The perfect wash



The jeans are washed in large industrial washing machines together with stones (primarily pumice). When washed in this way together, the pumice stones give the jeans a pleasant, evenly worn, faded and washed look. This is the most common way that our jeans are washed.

Garment dye

Some of Gina Tricot's jeans are garment dyed. This means that the garment is dyed in large washing machines after all of the sewing has been completed. It's easy to see if the jeans have been garment dyed by looking at the pocket lining, which will also have absorbed the dye.


Fabric dye

The majority of our jeans are fabric dyed.  This means that the fabric is dyed before the garment is sewn. With this method, there is less fading.



Several of Gina Tricot's trousers are coated. The most common coating used is polyurethane. The jeans fabric is coated with a very thin layer of polyurethane. The material is also heated to give it a shiny finish. Coatings may also be applied to finished garments by spraying or using heat transfer films.



Jeans that have been oil washed obtain a unique look, with a darker tone. The jeans are first garment dyed and then washed in cold water with dye in order to obtain the original appearance. At Gina Tricot, we use oilwash primarily to obtain a "dirty and oily" look.


Snow wash/Acid wash

The jeans are washed in large industrial washing machines. Bleach-saturated stones (primarily pumice) are added to the washing machines as well.  This type of wash gives the jeans a characteristic, speckled bleached look. If the jeans are washed for a longer period of time, they become almost entirely white, which is what we call acid wash.


Random wash

The jeans are washed in large industrial washing machines. Bleach-saturated towels are added to the washing machines as well. This type of wash gives the jeans a diffusely spotted bleached look.



This is exactly what it sounds like – overdyed jeans. A snow wash or more rigorous wash is typically done first, so that the colour will be more vibrant. The result is two-tone jeans.

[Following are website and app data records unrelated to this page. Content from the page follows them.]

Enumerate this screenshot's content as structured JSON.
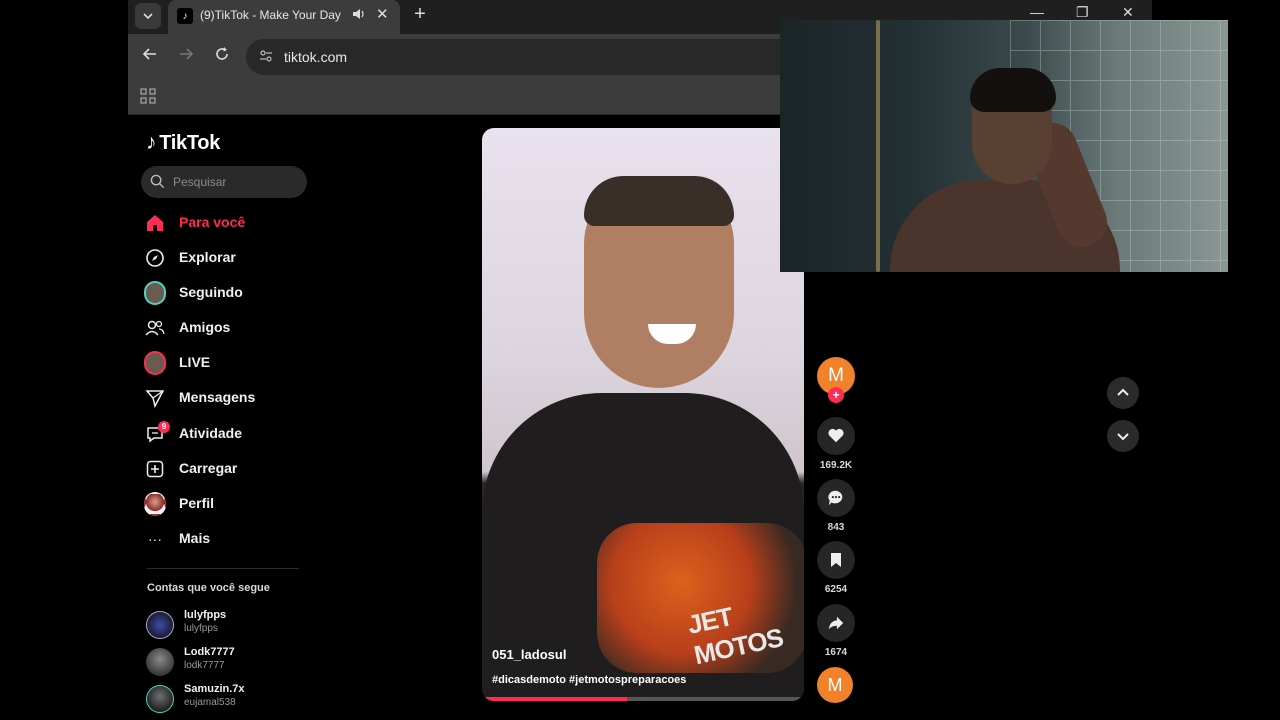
{
  "browser": {
    "tab_title": "(9)TikTok - Make Your Day",
    "favicon": "tiktok-icon",
    "new_tab_symbol": "+",
    "tab_close_symbol": "✕",
    "audio_symbol": "🔊",
    "url": "tiktok.com",
    "window": {
      "minimize": "—",
      "restore": "❐",
      "close": "✕"
    }
  },
  "sidebar": {
    "logo_text": "TikTok",
    "logo_note": "♪",
    "search_placeholder": "Pesquisar",
    "items": [
      {
        "label": "Para você",
        "icon": "home-icon",
        "active": true
      },
      {
        "label": "Explorar",
        "icon": "compass-icon"
      },
      {
        "label": "Seguindo",
        "icon": "following-avatar-icon"
      },
      {
        "label": "Amigos",
        "icon": "friends-icon"
      },
      {
        "label": "LIVE",
        "icon": "live-avatar-icon"
      },
      {
        "label": "Mensagens",
        "icon": "send-icon"
      },
      {
        "label": "Atividade",
        "icon": "activity-icon",
        "badge": "9"
      },
      {
        "label": "Carregar",
        "icon": "upload-icon"
      },
      {
        "label": "Perfil",
        "icon": "profile-avatar-icon"
      },
      {
        "label": "Mais",
        "icon": "more-icon"
      }
    ],
    "following_title": "Contas que você segue",
    "accounts": [
      {
        "name": "lulyfpps",
        "handle": "lulyfpps"
      },
      {
        "name": "Lodk7777",
        "handle": "lodk7777"
      },
      {
        "name": "Samuzin.7x",
        "handle": "eujamal538"
      }
    ]
  },
  "video": {
    "username": "051_ladosul",
    "hashtags": "#dicasdemoto #jetmotospreparacoes",
    "shirt_print": "JET MOTOS",
    "progress": 0.45
  },
  "actions": {
    "avatar_letter": "M",
    "follow_symbol": "+",
    "likes": "169.2K",
    "comments": "843",
    "saves": "6254",
    "shares": "1674",
    "sound_avatar_letter": "M"
  },
  "colors": {
    "accent": "#fe2c55",
    "avatar_orange": "#f2822a",
    "sidebar_bg": "#000000",
    "chrome_bg": "#3c3c3c"
  }
}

Tint is dye (typically yellowish) that we use to give the jeans a dirty appearance. The more tint used, the dirtier the look. We do this because vintage and antique wash is in fashion.



Scrapings/worn edges
Worn edges (for example, hems and pocket edges) are produced manually using an electric sander.


The worn appearance is created by hand using sandpaper. For example, the light creases around the crotch that look like cat whiskers are created in this way.


Chemicals are sprayed or brushed onto the jeans on the areas that will be bleached. When washed, the colour on those areas fades.


Destroy effect

These have intentionally been extra distressed to give them a rock chic look. They should look like they've been used for a long time. The holes and worn effects are created by hand using an electric sander or laser.


Denim vs. Twill

Denim products have been dyed with indigo, which fades naturally when worn and washed. This is how denim trousers get a naturally worn, vintage look. All denim products wear out and fade, regardless of whether the colour is classic, denim blue or black. 


Twill products are very different from denim products. For twill fabrics, the dye is permanent (colourfast).  Twill trousers will not naturally wear out and fade in the same way as denim trousers. However, it is possible to distress twill trousers to give them a denim look.


Also, our jeans often have special details, like rivets, stones or a print.